» Exercise: Look for the word "Fathihana" in the material below. Copy each line that has it.

____________

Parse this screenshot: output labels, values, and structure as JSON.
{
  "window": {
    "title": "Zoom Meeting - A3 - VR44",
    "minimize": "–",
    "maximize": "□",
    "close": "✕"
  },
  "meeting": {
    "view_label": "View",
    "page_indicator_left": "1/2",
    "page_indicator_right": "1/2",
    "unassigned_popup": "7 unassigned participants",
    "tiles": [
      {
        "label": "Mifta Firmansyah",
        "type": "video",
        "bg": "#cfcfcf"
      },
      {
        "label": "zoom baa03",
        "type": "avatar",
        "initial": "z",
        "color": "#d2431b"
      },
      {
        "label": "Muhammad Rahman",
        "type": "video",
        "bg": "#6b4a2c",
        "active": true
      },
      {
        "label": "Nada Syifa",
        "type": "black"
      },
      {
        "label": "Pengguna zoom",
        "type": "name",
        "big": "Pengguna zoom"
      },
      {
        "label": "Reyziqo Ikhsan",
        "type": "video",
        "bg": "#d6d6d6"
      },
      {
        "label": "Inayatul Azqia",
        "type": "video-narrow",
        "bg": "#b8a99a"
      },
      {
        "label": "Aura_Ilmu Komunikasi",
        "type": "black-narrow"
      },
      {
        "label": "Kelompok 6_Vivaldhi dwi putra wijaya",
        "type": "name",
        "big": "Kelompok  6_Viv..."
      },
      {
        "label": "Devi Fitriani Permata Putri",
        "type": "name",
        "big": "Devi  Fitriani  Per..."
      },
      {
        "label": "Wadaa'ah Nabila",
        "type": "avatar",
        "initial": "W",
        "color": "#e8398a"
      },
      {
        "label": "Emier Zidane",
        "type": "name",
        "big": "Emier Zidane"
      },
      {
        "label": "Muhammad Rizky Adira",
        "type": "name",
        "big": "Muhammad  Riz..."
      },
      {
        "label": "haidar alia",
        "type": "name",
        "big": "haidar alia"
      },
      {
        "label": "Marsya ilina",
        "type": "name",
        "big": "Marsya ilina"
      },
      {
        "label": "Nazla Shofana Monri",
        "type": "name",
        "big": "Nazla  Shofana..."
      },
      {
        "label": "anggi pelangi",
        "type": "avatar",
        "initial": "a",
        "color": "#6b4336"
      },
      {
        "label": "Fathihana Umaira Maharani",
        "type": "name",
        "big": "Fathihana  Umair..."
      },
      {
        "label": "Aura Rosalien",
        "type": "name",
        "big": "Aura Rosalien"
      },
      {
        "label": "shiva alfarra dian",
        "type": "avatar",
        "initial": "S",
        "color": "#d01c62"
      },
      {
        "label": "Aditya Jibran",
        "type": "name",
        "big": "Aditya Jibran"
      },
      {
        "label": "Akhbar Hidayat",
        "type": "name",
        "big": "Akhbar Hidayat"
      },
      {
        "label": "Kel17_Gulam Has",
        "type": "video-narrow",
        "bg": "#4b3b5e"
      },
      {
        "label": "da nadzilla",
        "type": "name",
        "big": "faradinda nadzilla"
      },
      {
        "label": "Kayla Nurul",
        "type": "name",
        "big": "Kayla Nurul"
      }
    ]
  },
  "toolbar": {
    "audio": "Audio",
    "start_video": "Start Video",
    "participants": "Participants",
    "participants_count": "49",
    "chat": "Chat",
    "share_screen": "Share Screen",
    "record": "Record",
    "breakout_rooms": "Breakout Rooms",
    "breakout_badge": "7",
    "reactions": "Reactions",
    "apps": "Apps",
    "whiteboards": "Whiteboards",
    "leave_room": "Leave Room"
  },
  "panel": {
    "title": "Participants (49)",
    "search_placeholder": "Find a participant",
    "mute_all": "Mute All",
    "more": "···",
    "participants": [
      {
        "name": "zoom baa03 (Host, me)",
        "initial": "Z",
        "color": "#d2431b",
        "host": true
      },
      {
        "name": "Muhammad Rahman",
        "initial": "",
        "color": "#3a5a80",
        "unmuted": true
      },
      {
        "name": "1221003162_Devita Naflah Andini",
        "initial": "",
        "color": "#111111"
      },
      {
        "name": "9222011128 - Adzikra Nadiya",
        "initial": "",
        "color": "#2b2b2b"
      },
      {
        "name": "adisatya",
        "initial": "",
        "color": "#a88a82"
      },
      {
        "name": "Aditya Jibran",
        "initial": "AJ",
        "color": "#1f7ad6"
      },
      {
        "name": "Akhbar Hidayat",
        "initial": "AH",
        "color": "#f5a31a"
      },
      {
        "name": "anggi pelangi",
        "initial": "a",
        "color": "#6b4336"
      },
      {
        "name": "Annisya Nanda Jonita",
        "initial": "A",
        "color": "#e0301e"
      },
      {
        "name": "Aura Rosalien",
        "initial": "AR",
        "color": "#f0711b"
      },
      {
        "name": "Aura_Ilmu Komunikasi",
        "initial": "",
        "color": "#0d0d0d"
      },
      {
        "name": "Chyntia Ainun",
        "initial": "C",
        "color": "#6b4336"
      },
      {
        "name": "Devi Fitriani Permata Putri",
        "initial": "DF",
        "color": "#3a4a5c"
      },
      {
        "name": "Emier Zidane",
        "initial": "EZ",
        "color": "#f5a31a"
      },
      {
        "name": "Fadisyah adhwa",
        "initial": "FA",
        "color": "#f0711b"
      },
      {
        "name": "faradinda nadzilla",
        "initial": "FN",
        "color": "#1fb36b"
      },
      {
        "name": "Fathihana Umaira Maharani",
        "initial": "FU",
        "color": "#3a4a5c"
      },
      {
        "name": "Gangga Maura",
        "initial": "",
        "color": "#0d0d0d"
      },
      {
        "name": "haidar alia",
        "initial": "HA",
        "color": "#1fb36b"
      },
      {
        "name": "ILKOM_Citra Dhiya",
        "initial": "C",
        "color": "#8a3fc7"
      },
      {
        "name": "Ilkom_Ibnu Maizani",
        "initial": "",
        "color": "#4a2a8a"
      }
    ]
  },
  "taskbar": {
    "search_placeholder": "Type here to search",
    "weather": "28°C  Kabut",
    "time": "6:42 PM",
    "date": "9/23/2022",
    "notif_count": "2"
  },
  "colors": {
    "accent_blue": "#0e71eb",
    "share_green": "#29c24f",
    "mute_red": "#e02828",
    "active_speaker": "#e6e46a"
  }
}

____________

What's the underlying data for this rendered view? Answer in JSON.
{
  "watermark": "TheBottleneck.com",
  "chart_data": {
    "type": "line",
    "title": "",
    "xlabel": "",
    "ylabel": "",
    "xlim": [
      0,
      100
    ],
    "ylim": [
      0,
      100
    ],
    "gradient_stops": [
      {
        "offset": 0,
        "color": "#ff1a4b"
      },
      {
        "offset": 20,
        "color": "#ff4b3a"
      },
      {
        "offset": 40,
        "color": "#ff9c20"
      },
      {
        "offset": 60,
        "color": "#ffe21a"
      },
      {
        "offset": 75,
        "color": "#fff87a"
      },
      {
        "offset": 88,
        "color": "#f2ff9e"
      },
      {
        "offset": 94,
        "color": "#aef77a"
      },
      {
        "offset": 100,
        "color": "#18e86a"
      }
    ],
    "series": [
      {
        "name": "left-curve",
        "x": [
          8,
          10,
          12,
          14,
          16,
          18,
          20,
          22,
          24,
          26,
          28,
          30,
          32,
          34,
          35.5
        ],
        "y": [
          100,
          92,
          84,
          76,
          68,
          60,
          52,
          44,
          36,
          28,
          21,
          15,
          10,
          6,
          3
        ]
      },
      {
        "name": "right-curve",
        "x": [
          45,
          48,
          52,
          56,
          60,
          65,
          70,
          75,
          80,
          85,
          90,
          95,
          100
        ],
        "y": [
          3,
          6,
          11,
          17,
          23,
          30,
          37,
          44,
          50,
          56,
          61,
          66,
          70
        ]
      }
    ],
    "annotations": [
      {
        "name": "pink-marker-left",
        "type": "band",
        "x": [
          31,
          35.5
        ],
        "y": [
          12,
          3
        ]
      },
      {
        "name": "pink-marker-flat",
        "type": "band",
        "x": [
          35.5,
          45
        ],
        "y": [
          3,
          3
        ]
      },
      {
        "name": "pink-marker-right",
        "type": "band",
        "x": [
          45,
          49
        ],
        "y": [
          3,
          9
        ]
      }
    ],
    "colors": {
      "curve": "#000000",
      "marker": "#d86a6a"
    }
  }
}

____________

» Result of the exercise:
        "label": "Fathihana Umaira Maharani",
        "big": "Fathihana  Umair..."
        "name": "Fathihana Umaira Maharani",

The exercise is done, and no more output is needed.